Letters discuss working outside the box, modeling the behaviors you promote to patients, and pay-for-performance initiatives.
A feel-good moment
I can relate very well to the article by Richard E. Waltman, MD ("Lucky to be me," April 10 issue). It made me feel good after a long day of work today.
ERIC FELBER, DO
Congratulations on another practice profile that is "outside the box" ("Bucking convention," [by Morgan Lewis, senior editor], March 10 issue).
After 30 years of practicing emergency medicine, I opened a walk-in clinic based on many of the same ideals as Dr. Wollschlaeger-quality, affordable healthcare for all. I opted out of Medicare, accept no insurance, and turn no one away.
For those who have insurance, we provide a "super bill" with appropriate codes for patients to submit on their own.
For patients without insurance, we have negotiated with local and national healthcare providers to give patients access to their services at discounted rates frequently equal to or less than those given to patients with insurance.
The truth is, most labs, including LabCorp and Quest Diagnostics, will perform complete blood count, comprehensive metabolic panel, urinalysis, and thyroid-stimulating hormone tests for less than $30 for almost any medical practice, anywhere, anytime.
MRIs and CT scans can be done for $200 for our cash-paying patients in facilities that routinely charge $2,000 for the same procedure.
Some of our patients opt to become a "member," which means we provide unlimited medical visits, with ECG and full labs, for one $500 annual fee.
The possibilities of working outside the system is only limited by your imagination.
GEORGE KAMAJIAN, DO
Indian Shores, Florida
Following your orders
I read the "Practicing what you preach" article (March 10 issue) by Antoinette Cheney, DO, and wanted to thank her for reminding us physicians to follow our own orders.
I am a family physician in a hospital-owned, 16-doctor group. I have participated in endurance sports, along with my wife, since residency almost 10 years ago, participating in more than 25 marathons, and more recently, competing in half-iron-distance triathlons.
My patients know me as the "running doctor" and convincing them to do something for exercise is better accepted when I can share how I make it a priority with my busy schedule.
Thanks again to Dr. Cheney for inspiring more healthcare professionals to model the behaviors we prescribe every day to our patients. Best of luck to her with any upcoming races, and if she knows of any great sports medicine CME courses, please let me know.
BRAD GARSTANG, MD
Hard work pays off
Kudos to Steve Dudley, DVM, MD, for the article "An open letter to my son who is a pre-med student" (February 25 issue).
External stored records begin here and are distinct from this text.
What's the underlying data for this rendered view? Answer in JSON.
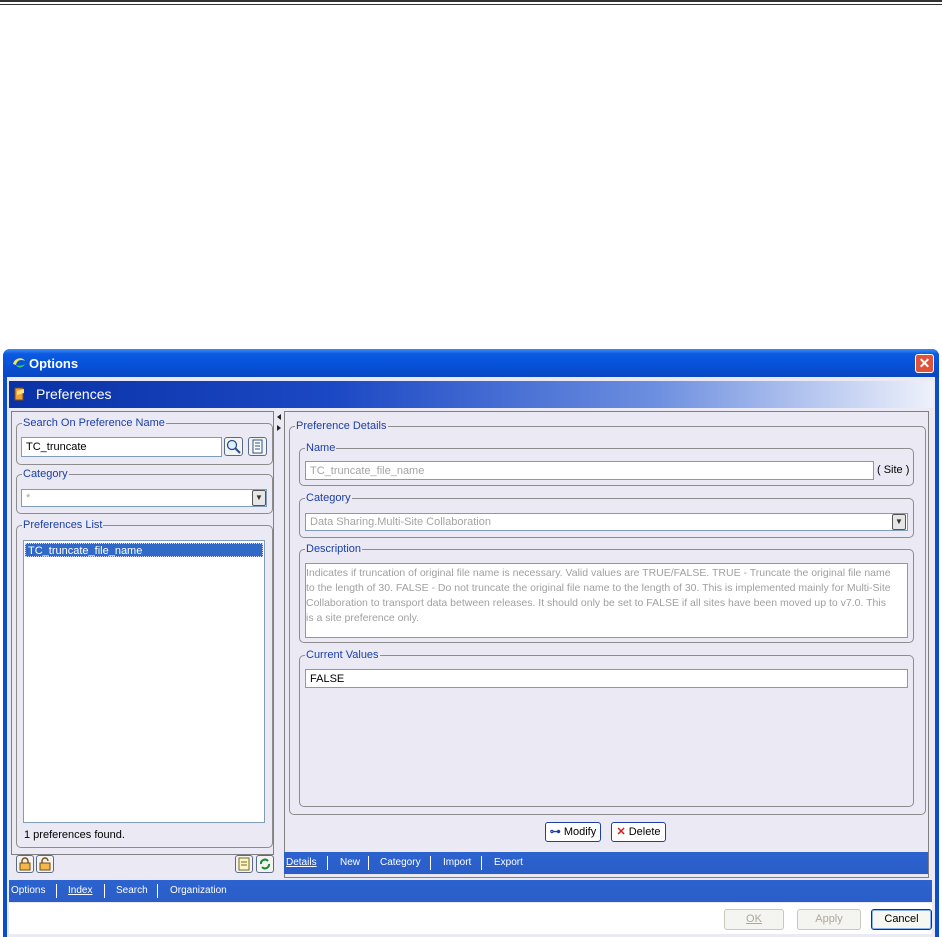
{
  "window": {
    "title": "Options",
    "header": "Preferences"
  },
  "left": {
    "search_legend": "Search On Preference Name",
    "search_value": "TC_truncate",
    "category_legend": "Category",
    "category_value": "*",
    "list_legend": "Preferences List",
    "list_items": [
      "TC_truncate_file_name"
    ],
    "status": "1 preferences found."
  },
  "details": {
    "legend": "Preference Details",
    "name_legend": "Name",
    "name_value": "TC_truncate_file_name",
    "scope": "( Site )",
    "category_legend": "Category",
    "category_value": "Data Sharing.Multi-Site Collaboration",
    "description_legend": "Description",
    "description_lines": [
      "Indicates if truncation of original file name is necessary. Valid values are TRUE/FALSE. TRUE - Truncate the original file name",
      "to the length of 30. FALSE - Do not truncate the original file name to the length of 30. This is implemented mainly for Multi-Site",
      "Collaboration to transport data between releases. It should only be set to FALSE if all sites have been moved up to v7.0. This",
      "is a site preference only."
    ],
    "values_legend": "Current Values",
    "current_value": "FALSE",
    "modify_label": "Modify",
    "delete_label": "Delete"
  },
  "details_tabs": [
    "Details",
    "New",
    "Category",
    "Import",
    "Export"
  ],
  "bottom_tabs": [
    "Options",
    "Index",
    "Search",
    "Organization"
  ],
  "footer": {
    "ok": "OK",
    "apply": "Apply",
    "cancel": "Cancel"
  },
  "colors": {
    "titlebar": "#0a5ae0",
    "selection": "#3169c6",
    "legend_text": "#1b3fa8",
    "delete_icon": "#d02020"
  }
}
It rightly portraits the journey of a physician that involves years of hard work that is rewarded with the satisfaction that comes when we take care of our patients.
KIRAN PADIGALA, MD
Baton Rouge, Louisiana